Bone Dreams

I

White bone found
on the grazing:
the rough, porous
language of touch

and its yellowing, ribbed
impression in the grass—
a small ship-burial.
As dead as stone,

flint-find, nugget
of chalk,
I touch it again,
I wind it in

the sling of mind
to pitch it at England
and follow its drop
to strange fields.

II

Bone-house:
a skeleton
in the tongue’s
old dungeons.

I push back
through dictions,
Elizabethan canopies.
Norman devices,

the erotic mayflowers
of Provence
and the ivied latins
of churchmen

to the scop’s
twang, the iron
flash of consonants
cleaving the line.

III

In the coffered
riches of grammer
and declensions
I found ban-hus,

its fire, benches,
wattle and rafters,
where the soul
fluttered a while

in the roofspace.
There was a small crock
for the brain,
and a cauldron

of generation
swung at the centre:
love-den, blood-holt,
dream-bower.

IV

Come back past
philology and kennings,
re-enter memory
where the bone’s lair

is a love-nest
in the grass.
I hold my lady’s head
like a crystal

and ossify myself
by gazing: I am screes
on her escarpments,
a chalk giant

carved upon her downs.
Soon my hands, on the sunken
fosse of her spine
move towards the passes.

V

And we end up
cradling each other
between the lips
of an earthwork.

As I estimate
for pleasure
her knuckles’ paving,
the turning stiles

of the elbows,
the vallum of her brow
and the long wicket
of collar-bone,

I have begun to pace
the Hadrian’s Wall
of her shoulder, dreaming
of Maiden Castle.

VI

One morning in Devon
I found a dead mole
with the dew still beading it.
I had thought the mole

a big-boned coulter
but there it was
small and cold
as the thick of a chisel.

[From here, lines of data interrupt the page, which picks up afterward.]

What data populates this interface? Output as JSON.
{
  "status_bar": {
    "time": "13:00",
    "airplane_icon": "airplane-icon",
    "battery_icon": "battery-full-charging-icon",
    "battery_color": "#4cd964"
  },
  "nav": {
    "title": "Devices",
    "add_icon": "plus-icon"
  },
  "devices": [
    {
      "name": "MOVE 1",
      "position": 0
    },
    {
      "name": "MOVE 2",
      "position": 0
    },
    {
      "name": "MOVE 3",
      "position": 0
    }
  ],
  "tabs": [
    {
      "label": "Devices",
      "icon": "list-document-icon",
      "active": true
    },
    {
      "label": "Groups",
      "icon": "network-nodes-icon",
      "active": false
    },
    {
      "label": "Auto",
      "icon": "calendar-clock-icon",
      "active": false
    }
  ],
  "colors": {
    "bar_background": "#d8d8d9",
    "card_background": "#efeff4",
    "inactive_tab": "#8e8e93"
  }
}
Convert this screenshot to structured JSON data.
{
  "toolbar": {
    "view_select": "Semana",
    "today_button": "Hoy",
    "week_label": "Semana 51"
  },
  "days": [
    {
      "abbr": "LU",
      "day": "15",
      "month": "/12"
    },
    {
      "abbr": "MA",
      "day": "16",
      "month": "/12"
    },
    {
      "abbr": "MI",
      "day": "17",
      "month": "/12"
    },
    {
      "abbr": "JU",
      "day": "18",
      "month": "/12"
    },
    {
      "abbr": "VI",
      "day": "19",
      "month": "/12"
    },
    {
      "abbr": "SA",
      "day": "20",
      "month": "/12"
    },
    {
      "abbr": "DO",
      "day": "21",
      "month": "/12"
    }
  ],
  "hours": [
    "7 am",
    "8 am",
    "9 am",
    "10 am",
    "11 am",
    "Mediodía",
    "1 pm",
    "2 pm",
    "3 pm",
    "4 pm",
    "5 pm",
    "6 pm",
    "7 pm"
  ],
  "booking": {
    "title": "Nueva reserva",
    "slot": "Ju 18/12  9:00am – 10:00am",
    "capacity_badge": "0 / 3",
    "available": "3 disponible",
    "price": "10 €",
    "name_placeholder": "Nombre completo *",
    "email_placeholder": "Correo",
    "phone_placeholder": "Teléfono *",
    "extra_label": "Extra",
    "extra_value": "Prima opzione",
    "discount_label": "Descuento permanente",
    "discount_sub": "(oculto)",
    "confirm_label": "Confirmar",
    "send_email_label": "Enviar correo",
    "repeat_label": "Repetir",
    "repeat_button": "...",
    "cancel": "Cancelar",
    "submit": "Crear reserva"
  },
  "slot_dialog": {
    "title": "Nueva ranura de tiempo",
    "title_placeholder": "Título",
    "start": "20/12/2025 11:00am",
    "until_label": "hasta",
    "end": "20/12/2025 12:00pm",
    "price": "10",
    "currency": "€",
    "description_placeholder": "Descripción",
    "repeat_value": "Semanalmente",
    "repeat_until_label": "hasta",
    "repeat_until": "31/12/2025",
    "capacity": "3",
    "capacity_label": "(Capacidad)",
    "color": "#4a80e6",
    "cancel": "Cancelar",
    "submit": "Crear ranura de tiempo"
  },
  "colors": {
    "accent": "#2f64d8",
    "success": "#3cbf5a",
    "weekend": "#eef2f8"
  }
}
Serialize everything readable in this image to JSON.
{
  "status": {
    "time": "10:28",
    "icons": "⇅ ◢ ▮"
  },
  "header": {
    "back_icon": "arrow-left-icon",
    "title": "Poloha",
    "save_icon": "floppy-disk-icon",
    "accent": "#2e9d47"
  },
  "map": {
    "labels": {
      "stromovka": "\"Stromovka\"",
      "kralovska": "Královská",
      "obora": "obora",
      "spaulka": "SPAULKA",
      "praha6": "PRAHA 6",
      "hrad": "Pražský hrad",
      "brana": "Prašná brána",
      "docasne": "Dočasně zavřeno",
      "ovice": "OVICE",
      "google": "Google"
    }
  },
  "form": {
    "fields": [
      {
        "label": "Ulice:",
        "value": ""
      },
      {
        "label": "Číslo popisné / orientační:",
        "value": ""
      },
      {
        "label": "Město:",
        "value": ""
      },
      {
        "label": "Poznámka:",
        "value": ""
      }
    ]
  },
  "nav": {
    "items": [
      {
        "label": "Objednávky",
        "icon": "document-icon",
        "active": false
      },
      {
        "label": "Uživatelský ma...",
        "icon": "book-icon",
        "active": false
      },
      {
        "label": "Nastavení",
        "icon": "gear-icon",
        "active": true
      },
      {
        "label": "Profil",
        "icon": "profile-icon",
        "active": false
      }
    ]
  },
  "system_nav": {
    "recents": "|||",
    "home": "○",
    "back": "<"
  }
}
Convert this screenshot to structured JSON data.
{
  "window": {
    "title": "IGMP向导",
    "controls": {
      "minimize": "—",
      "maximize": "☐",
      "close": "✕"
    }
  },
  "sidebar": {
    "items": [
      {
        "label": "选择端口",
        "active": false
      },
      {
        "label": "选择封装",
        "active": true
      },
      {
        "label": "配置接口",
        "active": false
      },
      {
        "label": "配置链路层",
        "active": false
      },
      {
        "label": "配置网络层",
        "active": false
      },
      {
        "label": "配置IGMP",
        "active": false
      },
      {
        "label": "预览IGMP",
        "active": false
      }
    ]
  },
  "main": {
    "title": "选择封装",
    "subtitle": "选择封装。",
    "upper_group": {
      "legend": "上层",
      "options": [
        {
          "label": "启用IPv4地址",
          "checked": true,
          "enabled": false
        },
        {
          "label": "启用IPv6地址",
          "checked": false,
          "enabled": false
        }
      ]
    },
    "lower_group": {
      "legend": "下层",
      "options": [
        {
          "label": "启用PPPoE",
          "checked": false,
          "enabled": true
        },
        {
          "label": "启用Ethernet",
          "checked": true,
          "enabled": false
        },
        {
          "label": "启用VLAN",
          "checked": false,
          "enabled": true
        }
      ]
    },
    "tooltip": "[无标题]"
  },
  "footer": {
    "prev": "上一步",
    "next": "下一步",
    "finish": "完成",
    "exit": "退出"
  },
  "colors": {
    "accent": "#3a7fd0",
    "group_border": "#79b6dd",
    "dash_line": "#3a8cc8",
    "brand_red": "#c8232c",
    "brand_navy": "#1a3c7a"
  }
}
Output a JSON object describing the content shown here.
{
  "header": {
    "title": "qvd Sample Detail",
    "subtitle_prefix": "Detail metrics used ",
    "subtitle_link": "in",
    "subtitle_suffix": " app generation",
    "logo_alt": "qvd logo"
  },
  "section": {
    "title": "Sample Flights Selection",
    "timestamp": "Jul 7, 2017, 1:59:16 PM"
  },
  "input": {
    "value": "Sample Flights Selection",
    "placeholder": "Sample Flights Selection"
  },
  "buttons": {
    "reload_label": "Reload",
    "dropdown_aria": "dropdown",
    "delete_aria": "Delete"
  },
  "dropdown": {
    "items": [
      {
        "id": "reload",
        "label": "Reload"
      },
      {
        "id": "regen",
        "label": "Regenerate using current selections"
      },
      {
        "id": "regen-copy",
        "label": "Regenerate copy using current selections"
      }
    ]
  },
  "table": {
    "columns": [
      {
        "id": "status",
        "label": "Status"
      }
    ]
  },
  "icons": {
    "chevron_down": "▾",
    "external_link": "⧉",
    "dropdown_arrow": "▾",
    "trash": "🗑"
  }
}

I was told ‘Blow,
blow back the fur on his head.
Those little points
were the eyes.

And feel the shoulders.’
I touched small distant Pennines,
a pelt of grass and grain
running south.

Seamus Heaney